While no MP stays around forever, Ruddock looks to have been shown the exit door from Parliament, and for no good reason.  It’s true that he’s now aged in his seventies, but age alone shouldn’t be an excuse to show any MP the door.  Given the length of service given by Ruddock to the Liberal Party, and the regard in which many Liberals hold many things that he’s done throughout his service, he really deserved to be free to depart at a time of his choosing.

Ruddock has been in Parliament for more than forty-two years.  He was elected to the seat of Parramatta, in western Sydney, at a by-election in 1973.  In 1977 he switched to a new seat nearby, called Dundas, and he held it until 1993, when it was abolished.  From there he switched to the seat of Berowra, in northern Sydney, where he’s been ever since.

When the Liberal-National Coalition won office in 1996, after thirteen years out of office, Ruddock became Immigration Minister, and he held that post for a number of years.  It was during his time there, in 2001, that immigration suddenly became a hot political issue, particularly the question of people trying to sail to Australia on leaky boats from countries to the north, often after paying people smugglers to put them on boats, and how the Coalition sought to stop the arrival of these “boat people”.  A quietly-spoken person, Ruddock himself wasn’t overly vocal during the intense debate over this issue, but he was firm in arguing the Coalition Government’s case.  Indeed when a Federal election came later that year, Ruddock drew massive applause from the Coalition’s faithful supporters during Coalition campaigning when Prime Minister John Howard mentioned him – the cheers among the Coalition faithful were arguably as great for Ruddock as they were for Howard.  Amid this environment came a memorable “we will decide who comes to this country” declaration from Howard, with people remembering it, regardless of whether they agreed or not.

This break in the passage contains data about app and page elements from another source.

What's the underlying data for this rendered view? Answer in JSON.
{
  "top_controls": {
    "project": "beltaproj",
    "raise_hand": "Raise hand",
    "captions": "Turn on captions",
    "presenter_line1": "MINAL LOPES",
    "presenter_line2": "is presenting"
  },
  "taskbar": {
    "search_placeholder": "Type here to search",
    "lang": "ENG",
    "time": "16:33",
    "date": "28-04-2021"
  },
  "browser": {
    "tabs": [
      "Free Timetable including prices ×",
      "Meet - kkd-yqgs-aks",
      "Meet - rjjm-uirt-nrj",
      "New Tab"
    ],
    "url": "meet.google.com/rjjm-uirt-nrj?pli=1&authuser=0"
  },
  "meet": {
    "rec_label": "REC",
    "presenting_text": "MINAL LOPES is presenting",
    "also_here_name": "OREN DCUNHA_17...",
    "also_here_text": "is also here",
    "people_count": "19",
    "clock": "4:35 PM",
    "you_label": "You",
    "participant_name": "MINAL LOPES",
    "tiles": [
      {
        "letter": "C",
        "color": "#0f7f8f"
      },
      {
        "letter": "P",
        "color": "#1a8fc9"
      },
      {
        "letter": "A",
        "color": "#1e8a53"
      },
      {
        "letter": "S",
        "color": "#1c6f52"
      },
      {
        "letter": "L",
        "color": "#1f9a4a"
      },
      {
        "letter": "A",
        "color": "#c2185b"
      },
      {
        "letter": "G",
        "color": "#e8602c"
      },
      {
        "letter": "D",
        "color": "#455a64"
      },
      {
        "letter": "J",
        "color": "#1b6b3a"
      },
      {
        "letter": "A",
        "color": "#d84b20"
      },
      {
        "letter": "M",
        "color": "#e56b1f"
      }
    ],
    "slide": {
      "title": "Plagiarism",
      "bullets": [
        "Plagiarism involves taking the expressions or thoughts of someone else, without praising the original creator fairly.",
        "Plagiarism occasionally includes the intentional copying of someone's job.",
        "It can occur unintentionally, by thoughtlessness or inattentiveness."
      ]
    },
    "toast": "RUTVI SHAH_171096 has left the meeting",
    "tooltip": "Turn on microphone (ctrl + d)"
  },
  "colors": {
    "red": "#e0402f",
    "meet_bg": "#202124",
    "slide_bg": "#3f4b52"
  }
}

Because the Coalition’s policies succeeded in stopping the arrival of boat people, many Liberals came to hold Ruddock in high regard.  After the Coalition lost office to the Labor Party in 2007, Labor reversed the Coalition’s policies, and boat people started coming again, so it was unsurprising that the Coalition restored its policies when it returned to office in 2013, with boat arrivals subsequently stopping again.  Of course, the immigration debate in 2001 upset lots of people around the country, and some Liberal MPs felt that the Coalition was too harsh – this is why I deliberately say that “many” Liberals, rather than all, regard Ruddock highly.

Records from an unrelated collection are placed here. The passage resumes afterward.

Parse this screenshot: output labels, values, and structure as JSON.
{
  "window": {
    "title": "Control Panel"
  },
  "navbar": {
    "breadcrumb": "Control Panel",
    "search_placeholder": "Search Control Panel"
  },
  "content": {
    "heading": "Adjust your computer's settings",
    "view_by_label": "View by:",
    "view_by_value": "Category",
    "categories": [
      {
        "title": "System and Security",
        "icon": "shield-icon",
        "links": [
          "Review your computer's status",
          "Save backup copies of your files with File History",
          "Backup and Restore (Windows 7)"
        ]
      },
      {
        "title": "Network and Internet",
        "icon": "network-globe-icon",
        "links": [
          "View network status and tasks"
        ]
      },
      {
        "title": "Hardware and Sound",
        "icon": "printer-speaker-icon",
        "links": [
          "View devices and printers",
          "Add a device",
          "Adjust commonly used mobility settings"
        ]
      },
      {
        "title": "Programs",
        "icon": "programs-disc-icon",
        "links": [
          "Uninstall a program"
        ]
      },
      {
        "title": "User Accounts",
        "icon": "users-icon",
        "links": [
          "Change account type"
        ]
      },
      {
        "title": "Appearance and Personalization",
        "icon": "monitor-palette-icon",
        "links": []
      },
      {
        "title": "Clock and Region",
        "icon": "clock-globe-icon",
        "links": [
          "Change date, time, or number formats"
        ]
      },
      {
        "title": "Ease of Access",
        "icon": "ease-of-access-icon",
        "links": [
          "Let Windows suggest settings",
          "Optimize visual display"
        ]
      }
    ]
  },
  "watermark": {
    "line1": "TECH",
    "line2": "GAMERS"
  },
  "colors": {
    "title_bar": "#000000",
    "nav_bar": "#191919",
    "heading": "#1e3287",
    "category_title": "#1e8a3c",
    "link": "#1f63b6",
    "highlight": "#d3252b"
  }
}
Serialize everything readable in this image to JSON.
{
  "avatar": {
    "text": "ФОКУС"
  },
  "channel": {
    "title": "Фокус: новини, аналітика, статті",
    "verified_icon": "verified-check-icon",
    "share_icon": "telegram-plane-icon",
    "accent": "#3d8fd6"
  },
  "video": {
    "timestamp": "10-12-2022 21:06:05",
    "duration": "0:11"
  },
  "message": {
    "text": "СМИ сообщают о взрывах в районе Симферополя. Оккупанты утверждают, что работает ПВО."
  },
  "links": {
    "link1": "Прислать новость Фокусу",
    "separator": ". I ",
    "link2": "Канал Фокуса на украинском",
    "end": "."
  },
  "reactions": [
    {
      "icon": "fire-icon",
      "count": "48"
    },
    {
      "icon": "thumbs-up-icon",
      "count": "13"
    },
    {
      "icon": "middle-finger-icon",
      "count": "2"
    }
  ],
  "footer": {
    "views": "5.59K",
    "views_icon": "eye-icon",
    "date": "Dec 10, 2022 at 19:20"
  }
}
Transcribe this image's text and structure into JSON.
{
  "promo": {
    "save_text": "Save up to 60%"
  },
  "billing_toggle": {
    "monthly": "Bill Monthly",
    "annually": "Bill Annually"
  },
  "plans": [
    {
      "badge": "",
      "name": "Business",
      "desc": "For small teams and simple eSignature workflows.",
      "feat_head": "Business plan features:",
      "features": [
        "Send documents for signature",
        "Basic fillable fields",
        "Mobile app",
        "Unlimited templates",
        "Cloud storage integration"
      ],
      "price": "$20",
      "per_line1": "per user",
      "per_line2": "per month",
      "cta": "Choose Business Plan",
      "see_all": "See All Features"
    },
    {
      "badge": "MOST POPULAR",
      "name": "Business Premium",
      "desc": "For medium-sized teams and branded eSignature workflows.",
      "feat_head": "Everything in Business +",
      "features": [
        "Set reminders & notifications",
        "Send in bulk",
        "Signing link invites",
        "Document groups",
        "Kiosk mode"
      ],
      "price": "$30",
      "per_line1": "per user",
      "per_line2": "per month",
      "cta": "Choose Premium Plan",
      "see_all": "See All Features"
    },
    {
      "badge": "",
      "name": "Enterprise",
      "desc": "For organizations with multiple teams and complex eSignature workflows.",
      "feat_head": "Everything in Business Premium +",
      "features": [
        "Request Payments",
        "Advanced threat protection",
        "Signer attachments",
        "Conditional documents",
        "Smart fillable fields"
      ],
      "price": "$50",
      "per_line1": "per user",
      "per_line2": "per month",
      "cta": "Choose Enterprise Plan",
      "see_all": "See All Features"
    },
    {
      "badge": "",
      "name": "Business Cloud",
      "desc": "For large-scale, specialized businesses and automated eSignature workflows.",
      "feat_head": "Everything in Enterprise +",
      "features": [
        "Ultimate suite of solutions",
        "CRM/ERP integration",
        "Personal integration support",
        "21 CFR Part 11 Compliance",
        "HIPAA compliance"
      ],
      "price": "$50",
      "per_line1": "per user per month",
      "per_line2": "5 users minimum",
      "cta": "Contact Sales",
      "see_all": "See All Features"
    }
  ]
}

Having been in Parliament for so long, Ruddock has seen the Coalition’s fortunes change over time.  In late 1972, a year before Ruddock’s arrival, the Coalition parties lost office for the first time in decades, and they seemed to regard their loss as illegitimate.  Ruddock therefore would’ve watched them fight ruthlessly to return to office in 1975, seem to dither until losing office in 1983, go through years of interal warfare over leadership, lose another four elections, return to office in 1996, survive a few close elections, lose office in 2007 after appearing stale, almost win in 2010, and fight ruthlessly until returning to office in 2013.  He’d have also watched his political opponents go through highs and lows, and watched Australia go through both economic boom times and recessions.

I dare say that Ruddock has many interesting stories to tell about events in Parliament during his time there, which public mightn’t already know.  He might’ve seen coming what political events might’ve surprised us all when they happened.  Hopefully he’ll have passed on his wealth of knowledge and insight for the Liberals in particular to remember.

Sadly the wrong reasoning looks to have seen Ruddock depart.  Of course, many people will miss him, and many will be glad to see the back of him.  But he really deserved to depart on his terms after almost forty-three years in Parliament.  Few like him last as long as that.